US ambassador to IAEA: Nations considering possible special inspection of Syrian nuclear sites
LONDON – LONDON (AP) — The U.N.'s International Atomic Energy Agency will likely consider a special inspection of Syria to answer nagging questions over its nuclear activities, the U.S. ambassador to the organization said Tuesday.
Glyn Davies said a number of countries on the IAEA's board of governors support plans to invoke the rarely used sanction.
Like Iran, Syria is suspected of hiding weapons-related nuclear activities and has blocked access to a suspected nuclear site destroyed by Israeli warplanes in September 2007.
"We need to keep the focus very much on Iran — but stay tuned on Syria, because Syria I think would love to just stave off any serious action to get to the bottom of what they were doing," Davies told reporters in London.
A recent IAEA report said that uranium particles found at the Dair Alzour desert facility indicate possible covert nuclear activities. The finding supported Western allegations that the bombed target was a nearly completed nuclear reactor which the U.S. alleges was of North Korean design and intended to produce weapons-grade plutonium.
Agency experts inspected Dair Alzour in June 2008, but have since been barred from revisiting.

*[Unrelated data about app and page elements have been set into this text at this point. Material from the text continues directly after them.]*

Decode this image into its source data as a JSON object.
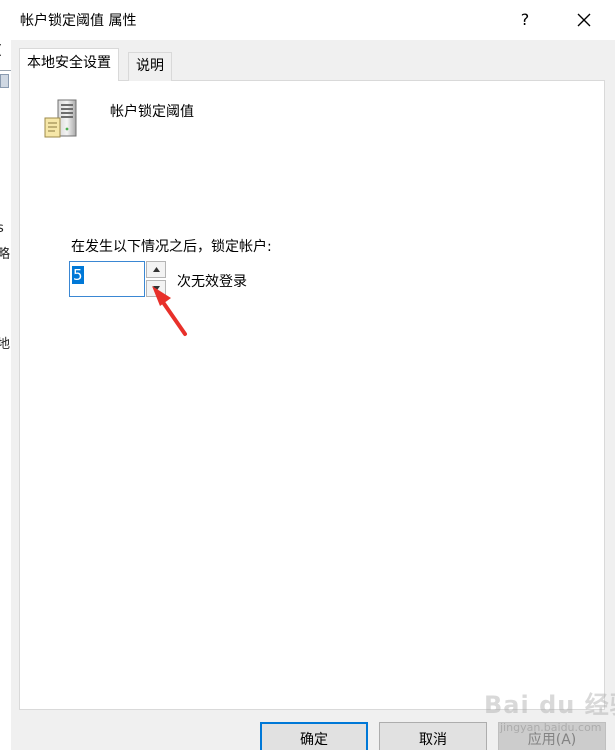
{
  "background_window": {
    "fragments": [
      "(",
      "s",
      "略",
      "地"
    ]
  },
  "dialog": {
    "title": "帐户锁定阈值 属性",
    "help_label": "?",
    "tabs": [
      {
        "label": "本地安全设置",
        "active": true
      },
      {
        "label": "说明",
        "active": false
      }
    ],
    "policy_name": "帐户锁定阈值",
    "prompt": "在发生以下情况之后，锁定帐户:",
    "threshold_value": "5",
    "suffix": "次无效登录",
    "buttons": {
      "ok": "确定",
      "cancel": "取消",
      "apply": "应用(A)"
    }
  },
  "watermark": {
    "text": "Bai du 经验",
    "url": "jingyan.baidu.com"
  },
  "colors": {
    "accent": "#0078d7",
    "annotation_arrow": "#e8302a"
  }
}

"Because Syria has stonewalled for years ... the number of questions have continued to accumulate about what it is Syria was up to," Davies said.
He said there was a growing consensus among nations on the IAEA board that the issue must be addressed.
"A number of countries are beginning to ask questions about whether it might not be time to use that instrument of a special inspection, so that the agency can go in — or at least go to Damascus," Davies said.
Davies acknowledged that a special inspection — a sanction under which the IAEA's requests for access are made legally binding — had not been authorized for many years.
The Carnegie Endowment For International Peace claims records show the provision has been used only twice — in 1992 to inspect Romania's suspected nuclear weapons program and in 1993, when North Korea refused inspectors access to facilities.
Syria denies allegations it has been helped by Iran and North Korea in developing a covert nuclear weapons program. However, a recent IAEA report said Syria had acknowledged it carried out some small-scale nuclear experiments it had previously not owned up to.
Davies said that upcoming meetings are likely to be dominated by work to encourage Iran to return to negotiations over its alleged nuclear weapons program, but added that Syria would probably be discussed before the year's end.
"We are not going to postpone this indefinitely, we can't. The agency needs to do its duty, and needs to get answers to these questions and certainly a special inspection is one of the tools that's available — so that's something that needs to be considered and looked at," he said.
The U.S. diplomat said the six nations negotiating with Iran over its nuclear work are awaiting a response from Tehran to a letter sent last month by EU foreign policy chief Catherine Ashton calling for talks to resume as quickly as possible.
Ashton sent the note to Iran following new rounds of U.N. and European Union sanctions.
"We are hoping the response to Ashton is forthcoming, and that we can get going again on this dialogue," Davies said.
Davies said that despite some recent rhetoric from Iranian officials he was "guardedly positive that we will get to that point."
He said diplomats from the U.S., France and Russia plan to meet in Vienna in the coming months to discuss their offer to swap Iran's low-enriched uranium for higher-enriched uranium in the form of fuel rods, which Tehran needs for a medical research reactor. No date is yet set for the meeting.